What the task asks ▸ Across the whole listing, find how many lines contain "dataset", then write that number and nothing else.

Provided material ▸
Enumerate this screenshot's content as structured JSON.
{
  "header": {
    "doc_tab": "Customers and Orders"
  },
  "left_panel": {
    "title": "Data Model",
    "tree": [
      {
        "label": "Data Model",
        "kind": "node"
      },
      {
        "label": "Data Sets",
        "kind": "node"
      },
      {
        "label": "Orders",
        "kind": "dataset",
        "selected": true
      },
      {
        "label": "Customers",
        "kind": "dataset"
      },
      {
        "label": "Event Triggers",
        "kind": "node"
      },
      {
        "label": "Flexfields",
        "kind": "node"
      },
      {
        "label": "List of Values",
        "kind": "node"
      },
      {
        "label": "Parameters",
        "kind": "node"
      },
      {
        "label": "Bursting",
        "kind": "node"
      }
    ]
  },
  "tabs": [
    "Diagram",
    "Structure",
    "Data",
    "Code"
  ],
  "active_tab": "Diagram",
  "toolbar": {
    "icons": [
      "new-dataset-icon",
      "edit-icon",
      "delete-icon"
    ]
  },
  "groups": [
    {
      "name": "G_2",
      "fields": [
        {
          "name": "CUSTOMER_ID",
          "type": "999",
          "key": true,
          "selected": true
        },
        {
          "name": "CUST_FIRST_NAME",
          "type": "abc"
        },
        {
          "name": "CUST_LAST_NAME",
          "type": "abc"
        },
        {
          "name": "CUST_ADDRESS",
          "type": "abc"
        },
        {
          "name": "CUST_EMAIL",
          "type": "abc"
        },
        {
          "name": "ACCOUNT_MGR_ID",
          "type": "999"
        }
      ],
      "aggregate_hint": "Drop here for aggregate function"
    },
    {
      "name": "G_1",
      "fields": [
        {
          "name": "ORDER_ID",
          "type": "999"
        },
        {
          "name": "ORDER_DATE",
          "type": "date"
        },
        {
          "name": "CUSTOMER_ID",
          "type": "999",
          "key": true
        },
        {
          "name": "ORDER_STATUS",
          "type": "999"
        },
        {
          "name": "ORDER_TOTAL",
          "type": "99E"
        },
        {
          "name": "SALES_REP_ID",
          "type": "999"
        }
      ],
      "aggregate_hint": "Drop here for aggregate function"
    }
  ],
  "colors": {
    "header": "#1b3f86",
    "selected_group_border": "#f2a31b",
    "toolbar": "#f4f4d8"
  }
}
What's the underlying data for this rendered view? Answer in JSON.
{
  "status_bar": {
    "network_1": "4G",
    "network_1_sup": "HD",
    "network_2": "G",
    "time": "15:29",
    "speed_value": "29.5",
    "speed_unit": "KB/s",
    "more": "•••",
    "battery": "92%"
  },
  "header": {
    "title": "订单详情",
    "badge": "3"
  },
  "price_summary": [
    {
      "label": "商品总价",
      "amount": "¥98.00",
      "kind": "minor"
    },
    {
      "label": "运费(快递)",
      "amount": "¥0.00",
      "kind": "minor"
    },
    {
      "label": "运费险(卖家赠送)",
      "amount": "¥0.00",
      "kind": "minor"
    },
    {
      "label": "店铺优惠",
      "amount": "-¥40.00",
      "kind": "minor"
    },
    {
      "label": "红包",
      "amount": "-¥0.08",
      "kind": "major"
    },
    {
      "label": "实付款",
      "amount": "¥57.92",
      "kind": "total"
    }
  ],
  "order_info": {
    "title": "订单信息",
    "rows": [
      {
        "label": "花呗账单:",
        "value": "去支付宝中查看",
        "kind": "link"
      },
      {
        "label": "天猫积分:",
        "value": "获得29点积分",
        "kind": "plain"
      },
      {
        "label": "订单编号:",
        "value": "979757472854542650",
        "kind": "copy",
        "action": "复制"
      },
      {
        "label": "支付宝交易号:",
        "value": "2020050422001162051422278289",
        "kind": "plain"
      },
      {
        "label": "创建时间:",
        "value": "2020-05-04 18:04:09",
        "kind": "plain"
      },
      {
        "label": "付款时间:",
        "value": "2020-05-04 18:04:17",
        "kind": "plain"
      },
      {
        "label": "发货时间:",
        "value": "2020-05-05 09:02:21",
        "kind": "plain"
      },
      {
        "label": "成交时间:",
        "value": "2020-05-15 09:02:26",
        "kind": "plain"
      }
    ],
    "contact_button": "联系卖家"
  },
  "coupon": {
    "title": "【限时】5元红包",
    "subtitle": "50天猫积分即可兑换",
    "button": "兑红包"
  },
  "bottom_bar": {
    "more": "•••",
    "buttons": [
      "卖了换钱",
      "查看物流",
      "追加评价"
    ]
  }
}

Solution below ▸ 3